Whenever we talk about microplastic, the first thing to think about is the tiny piece of plastic which floats on ocean or something get eaten by aquatic animals. Either floated plastic or these pieces eaten by animals would cause potential danger for human-being and primarily make inconvenience to daily life.
Two researchers from California are working on govern the plastic pollution on ocean and they always find bottles or bags everywhere. However, bottles and bags are not the big issues since they are visible and easy to pick. There are more troublesome things exist in ocean, which is the plastic beads. As we know, these beads are very tiny and some of them are transparent in water. According to Eriksen, most of these beads are from “beauty product” such as facial scrubs and cleansers. In other word, as we keep our body clean, we are throwing a lot of microbeads to our sewer systems or further to the grand water system. Our behaviour is actually hurting our living place badly, since some of these microbeads could react chemically with water to produce toxin and could also release heavy metal and oil to the water system.

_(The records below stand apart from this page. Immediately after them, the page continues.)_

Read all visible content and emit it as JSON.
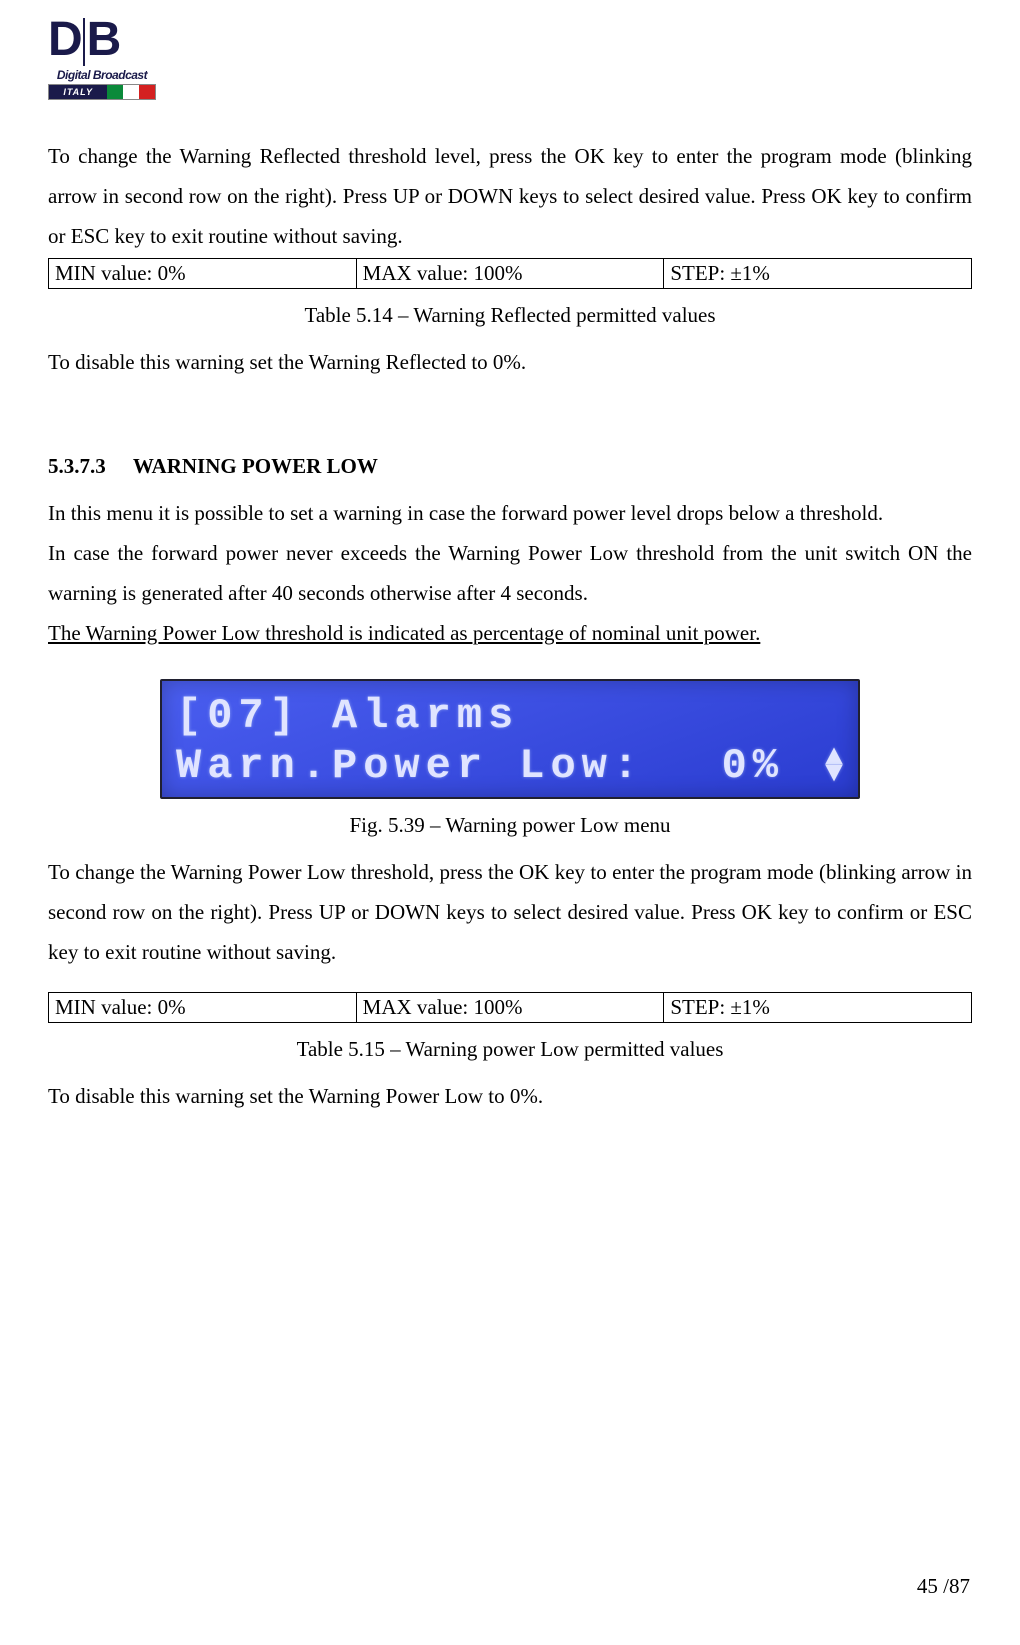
{
  "logo": {
    "letters": "DB",
    "subtitle": "Digital Broadcast",
    "flag_label": "ITALY"
  },
  "p1": "To change the Warning Reflected threshold level, press the OK key to enter the program mode (blinking arrow in second row on the right). Press UP or DOWN keys to select desired value. Press OK key to confirm or ESC key to exit routine without saving.",
  "table1": {
    "min": "MIN value: 0%",
    "max": "MAX value: 100%",
    "step": "STEP: ±1%"
  },
  "caption1": "Table 5.14 – Warning Reflected permitted values",
  "p2": "To disable this warning set the Warning Reflected to 0%.",
  "section": {
    "num": "5.3.7.3",
    "title": "WARNING POWER LOW"
  },
  "p3": "In this menu it is possible to set a warning in case the forward power level drops below a threshold.",
  "p4": "In case the forward power never exceeds the Warning Power Low threshold from the unit switch ON the warning is generated after 40 seconds otherwise after 4 seconds.",
  "p5": "The Warning Power Low threshold is indicated as percentage of nominal unit power.",
  "lcd": {
    "row1": "[07] Alarms",
    "row2_left": "Warn.Power Low:",
    "row2_right": "0%"
  },
  "caption2": "Fig. 5.39 – Warning power Low menu",
  "p6": "To change the Warning Power Low threshold, press the OK key to enter the program mode (blinking arrow in second row on the right). Press UP or DOWN keys to select desired value. Press OK key to confirm or ESC key to exit routine without saving.",
  "table2": {
    "min": "MIN value: 0%",
    "max": "MAX value: 100%",
    "step": "STEP: ±1%"
  },
  "caption3": "Table 5.15 – Warning power Low permitted values",
  "p7": "To disable this warning set the Warning Power Low to 0%.",
  "page_number": "45 /87"
}
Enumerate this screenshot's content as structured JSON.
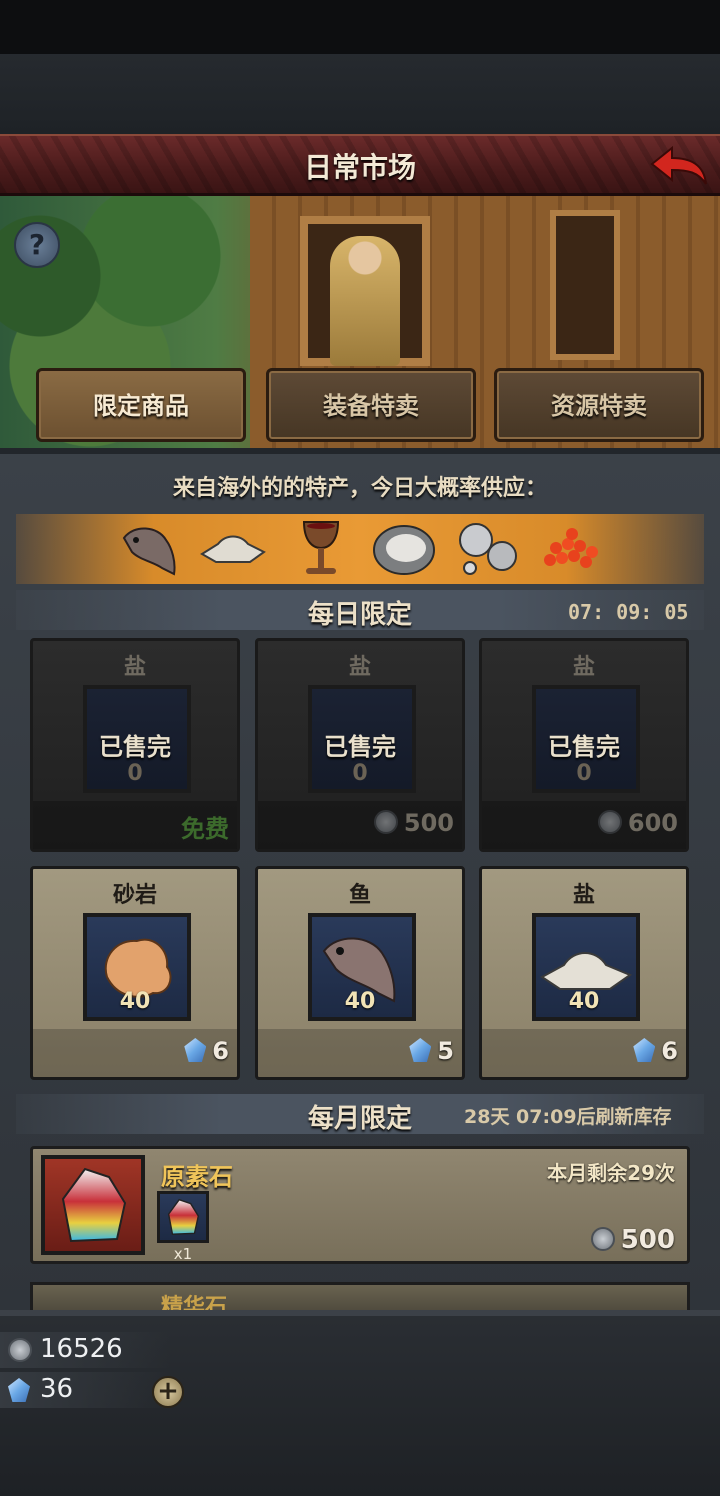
{
  "header": {
    "title": "日常市场",
    "back_icon": "back-arrow-icon"
  },
  "banner": {
    "help_label": "?"
  },
  "tabs": [
    {
      "label": "限定商品",
      "active": true
    },
    {
      "label": "装备特卖",
      "active": false
    },
    {
      "label": "资源特卖",
      "active": false
    }
  ],
  "supply": {
    "text": "来自海外的的特产，今日大概率供应：",
    "icons": [
      "fish-icon",
      "salt-icon",
      "goblet-icon",
      "oyster-icon",
      "pearls-icon",
      "roe-icon"
    ]
  },
  "daily": {
    "title": "每日限定",
    "timer": "07: 09: 05",
    "sold_items": [
      {
        "name": "盐",
        "status": "已售完",
        "qty": "0",
        "price": "免费",
        "currency": ""
      },
      {
        "name": "盐",
        "status": "已售完",
        "qty": "0",
        "price": "500",
        "currency": "silver-coin-icon"
      },
      {
        "name": "盐",
        "status": "已售完",
        "qty": "0",
        "price": "600",
        "currency": "silver-coin-icon"
      }
    ],
    "items": [
      {
        "name": "砂岩",
        "qty": "40",
        "price": "6",
        "icon": "sandstone-icon",
        "currency": "crystal-icon"
      },
      {
        "name": "鱼",
        "qty": "40",
        "price": "5",
        "icon": "fish-icon",
        "currency": "crystal-icon"
      },
      {
        "name": "盐",
        "qty": "40",
        "price": "6",
        "icon": "salt-icon",
        "currency": "crystal-icon"
      }
    ]
  },
  "monthly": {
    "title": "每月限定",
    "refresh": "28天 07:09后刷新库存",
    "items": [
      {
        "name": "原素石",
        "remaining": "本月剩余29次",
        "mini_qty": "x1",
        "price": "500",
        "icon": "element-stone-icon",
        "currency": "silver-coin-icon"
      },
      {
        "name": "精华石"
      }
    ]
  },
  "resources": {
    "silver": "16526",
    "crystal": "36",
    "plus_label": "+"
  },
  "colors": {
    "accent_orange": "#e99a35",
    "title_bar": "#4a1b1b",
    "gold_text": "#f0c55a"
  }
}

These little beads sounds horrible right? However, Eriksen has told us a way to reduce it. There is: pick some products which has not include polyethylene or polystyrene, you can check it on the ingredients list. If all of us use the harmless beauty product, there will be much less pressure to the water system from these beads.
Since the plastic is everywhere of the ocean nowaday, we can imagine every time we eat seafood, there will be some pieces of plastic gets into our mouth. Could you guess how many pieces plastic you might eat every year? There is a research from the University of Ghent in Belgium shows for Europeans, they consume almost 11000 pieces of plastic every year. It means they nearly eat 30 pieces plastic everyday, it sounds disgusting but it is the truth. More than that, we need consider where these plastic would go. Few of them would get absorbed by our body but most of them are just accumulated in our body. And if you keep eating more, it accumulates more. It sounds a little scary but it there are not enough evidence shows if they are toxic for our body. However, it’s enough to warn people to pay more attention on the plastic pollution in ocean. The number of plastic trash in the ocean for now is uncountable and we could never clean all of them. The only way we can make ourselves safer from ocean is to stop throwing trash into ocean and also need protect it as well, since the food chain always bring the trash to our table.

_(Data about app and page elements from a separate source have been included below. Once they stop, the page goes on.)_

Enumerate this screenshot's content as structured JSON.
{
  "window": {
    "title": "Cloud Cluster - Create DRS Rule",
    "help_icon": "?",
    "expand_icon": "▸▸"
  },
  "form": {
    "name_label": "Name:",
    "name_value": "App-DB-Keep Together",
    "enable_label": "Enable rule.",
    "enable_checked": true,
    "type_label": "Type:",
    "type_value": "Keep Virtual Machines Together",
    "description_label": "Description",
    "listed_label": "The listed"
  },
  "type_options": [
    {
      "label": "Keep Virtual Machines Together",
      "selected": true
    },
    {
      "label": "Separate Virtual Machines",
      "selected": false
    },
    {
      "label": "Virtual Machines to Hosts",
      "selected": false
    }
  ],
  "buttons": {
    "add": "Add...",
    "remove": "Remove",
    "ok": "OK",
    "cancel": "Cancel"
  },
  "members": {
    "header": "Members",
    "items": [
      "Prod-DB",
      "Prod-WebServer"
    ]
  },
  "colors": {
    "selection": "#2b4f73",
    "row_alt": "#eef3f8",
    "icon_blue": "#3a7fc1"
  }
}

“An Update on Microfiber Pollution.” The Cleanest Line. N.p., 07 Feb. 2017. Web. 19 Apr. 2017. <http://www.patagonia.com/blog/2017/02/an-update-on-microfiber-pollution/>.
Coleman, Stuart. “The Dangers of Microbeads”. Spirituality & Health. Spirituality & Health. LLC. Jan 2014. Web. 19 Apr 2017.
Chow, Lorraine. “Microplastics in Oceans Outnumber Stars in Our Galaxy by 500 Times.”EcoWatch. EcoWatch, 24 Feb. 2017. Web. 19 Apr. 2017. <http://www.ecowatch.com/microplastics-world-ocean-summit-2282357538.html>.
Messinger, Leah. “How Your Clothes Are Poisoning Our Oceans and Food Supply.” The Guardian. Guardian News and Media, 20 June 2016. Web. 19 Apr. 2017. <https://www.theguardian.com/environment/2016/jun/20/microfibers-plastic-pollution-oceans-patagonia-synthetic-clothes-microbeads>.
Moore, Thomas. “Microplastics in seafood could be a health risk, experts fear.” SkyNews. Sky UK. 25 Jan 2017. Web. 19 Apr 2017.
Whoolworth, Rachel. “Your Synthetic Shirt Is Killing Ocean Life.” Blue Ridge Outdoors Magazine. N.p., 08 Mar. 2017. Web. 19 Apr. 2017. <http://www.blueridgeoutdoors.com/newswire/microplastics-invisible-ocean-pollutant/>.